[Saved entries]

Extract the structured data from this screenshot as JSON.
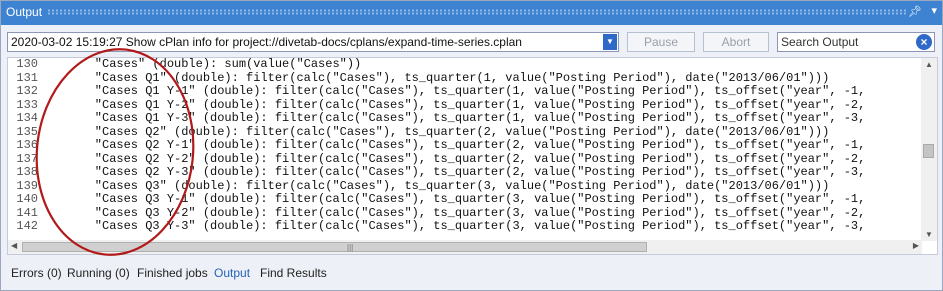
{
  "window": {
    "title": "Output"
  },
  "toolbar": {
    "selector_value": "2020-03-02 15:19:27 Show cPlan info for project://divetab-docs/cplans/expand-time-series.cplan",
    "pause_label": "Pause",
    "abort_label": "Abort",
    "search_placeholder": "Search Output"
  },
  "output_lines": [
    {
      "num": "130",
      "text": "    \"Cases\" (double): sum(value(\"Cases\"))"
    },
    {
      "num": "131",
      "text": "    \"Cases Q1\" (double): filter(calc(\"Cases\"), ts_quarter(1, value(\"Posting Period\"), date(\"2013/06/01\")))"
    },
    {
      "num": "132",
      "text": "    \"Cases Q1 Y-1\" (double): filter(calc(\"Cases\"), ts_quarter(1, value(\"Posting Period\"), ts_offset(\"year\", -1,"
    },
    {
      "num": "133",
      "text": "    \"Cases Q1 Y-2\" (double): filter(calc(\"Cases\"), ts_quarter(1, value(\"Posting Period\"), ts_offset(\"year\", -2,"
    },
    {
      "num": "134",
      "text": "    \"Cases Q1 Y-3\" (double): filter(calc(\"Cases\"), ts_quarter(1, value(\"Posting Period\"), ts_offset(\"year\", -3,"
    },
    {
      "num": "135",
      "text": "    \"Cases Q2\" (double): filter(calc(\"Cases\"), ts_quarter(2, value(\"Posting Period\"), date(\"2013/06/01\")))"
    },
    {
      "num": "136",
      "text": "    \"Cases Q2 Y-1\" (double): filter(calc(\"Cases\"), ts_quarter(2, value(\"Posting Period\"), ts_offset(\"year\", -1,"
    },
    {
      "num": "137",
      "text": "    \"Cases Q2 Y-2\" (double): filter(calc(\"Cases\"), ts_quarter(2, value(\"Posting Period\"), ts_offset(\"year\", -2,"
    },
    {
      "num": "138",
      "text": "    \"Cases Q2 Y-3\" (double): filter(calc(\"Cases\"), ts_quarter(2, value(\"Posting Period\"), ts_offset(\"year\", -3,"
    },
    {
      "num": "139",
      "text": "    \"Cases Q3\" (double): filter(calc(\"Cases\"), ts_quarter(3, value(\"Posting Period\"), date(\"2013/06/01\")))"
    },
    {
      "num": "140",
      "text": "    \"Cases Q3 Y-1\" (double): filter(calc(\"Cases\"), ts_quarter(3, value(\"Posting Period\"), ts_offset(\"year\", -1,"
    },
    {
      "num": "141",
      "text": "    \"Cases Q3 Y-2\" (double): filter(calc(\"Cases\"), ts_quarter(3, value(\"Posting Period\"), ts_offset(\"year\", -2,"
    },
    {
      "num": "142",
      "text": "    \"Cases Q3 Y-3\" (double): filter(calc(\"Cases\"), ts_quarter(3, value(\"Posting Period\"), ts_offset(\"year\", -3,"
    }
  ],
  "tabs": [
    {
      "label": "Errors (0)",
      "active": false
    },
    {
      "label": "Running (0)",
      "active": false
    },
    {
      "label": "Finished jobs",
      "active": false
    },
    {
      "label": "Output",
      "active": true
    },
    {
      "label": "Find Results",
      "active": false
    }
  ],
  "colors": {
    "titlebar": "#3d83d1",
    "annotation": "#b11a1a",
    "active_tab": "#2563b6"
  },
  "icons": {
    "pin": "pin-icon",
    "dropdown": "dropdown-icon",
    "clear": "clear-search-icon"
  }
}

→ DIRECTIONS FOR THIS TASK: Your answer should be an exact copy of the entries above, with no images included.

→ FINISHED EXERCISE:
Extract the structured data from this screenshot as JSON.
{
  "window": {
    "title": "Output"
  },
  "toolbar": {
    "selector_value": "2020-03-02 15:19:27 Show cPlan info for project://divetab-docs/cplans/expand-time-series.cplan",
    "pause_label": "Pause",
    "abort_label": "Abort",
    "search_placeholder": "Search Output"
  },
  "output_lines": [
    {
      "num": "130",
      "text": "    \"Cases\" (double): sum(value(\"Cases\"))"
    },
    {
      "num": "131",
      "text": "    \"Cases Q1\" (double): filter(calc(\"Cases\"), ts_quarter(1, value(\"Posting Period\"), date(\"2013/06/01\")))"
    },
    {
      "num": "132",
      "text": "    \"Cases Q1 Y-1\" (double): filter(calc(\"Cases\"), ts_quarter(1, value(\"Posting Period\"), ts_offset(\"year\", -1,"
    },
    {
      "num": "133",
      "text": "    \"Cases Q1 Y-2\" (double): filter(calc(\"Cases\"), ts_quarter(1, value(\"Posting Period\"), ts_offset(\"year\", -2,"
    },
    {
      "num": "134",
      "text": "    \"Cases Q1 Y-3\" (double): filter(calc(\"Cases\"), ts_quarter(1, value(\"Posting Period\"), ts_offset(\"year\", -3,"
    },
    {
      "num": "135",
      "text": "    \"Cases Q2\" (double): filter(calc(\"Cases\"), ts_quarter(2, value(\"Posting Period\"), date(\"2013/06/01\")))"
    },
    {
      "num": "136",
      "text": "    \"Cases Q2 Y-1\" (double): filter(calc(\"Cases\"), ts_quarter(2, value(\"Posting Period\"), ts_offset(\"year\", -1,"
    },
    {
      "num": "137",
      "text": "    \"Cases Q2 Y-2\" (double): filter(calc(\"Cases\"), ts_quarter(2, value(\"Posting Period\"), ts_offset(\"year\", -2,"
    },
    {
      "num": "138",
      "text": "    \"Cases Q2 Y-3\" (double): filter(calc(\"Cases\"), ts_quarter(2, value(\"Posting Period\"), ts_offset(\"year\", -3,"
    },
    {
      "num": "139",
      "text": "    \"Cases Q3\" (double): filter(calc(\"Cases\"), ts_quarter(3, value(\"Posting Period\"), date(\"2013/06/01\")))"
    },
    {
      "num": "140",
      "text": "    \"Cases Q3 Y-1\" (double): filter(calc(\"Cases\"), ts_quarter(3, value(\"Posting Period\"), ts_offset(\"year\", -1,"
    },
    {
      "num": "141",
      "text": "    \"Cases Q3 Y-2\" (double): filter(calc(\"Cases\"), ts_quarter(3, value(\"Posting Period\"), ts_offset(\"year\", -2,"
    },
    {
      "num": "142",
      "text": "    \"Cases Q3 Y-3\" (double): filter(calc(\"Cases\"), ts_quarter(3, value(\"Posting Period\"), ts_offset(\"year\", -3,"
    }
  ],
  "tabs": [
    {
      "label": "Errors (0)",
      "active": false
    },
    {
      "label": "Running (0)",
      "active": false
    },
    {
      "label": "Finished jobs",
      "active": false
    },
    {
      "label": "Output",
      "active": true
    },
    {
      "label": "Find Results",
      "active": false
    }
  ],
  "colors": {
    "titlebar": "#3d83d1",
    "annotation": "#b11a1a",
    "active_tab": "#2563b6"
  },
  "icons": {
    "pin": "pin-icon",
    "dropdown": "dropdown-icon",
    "clear": "clear-search-icon"
  }
}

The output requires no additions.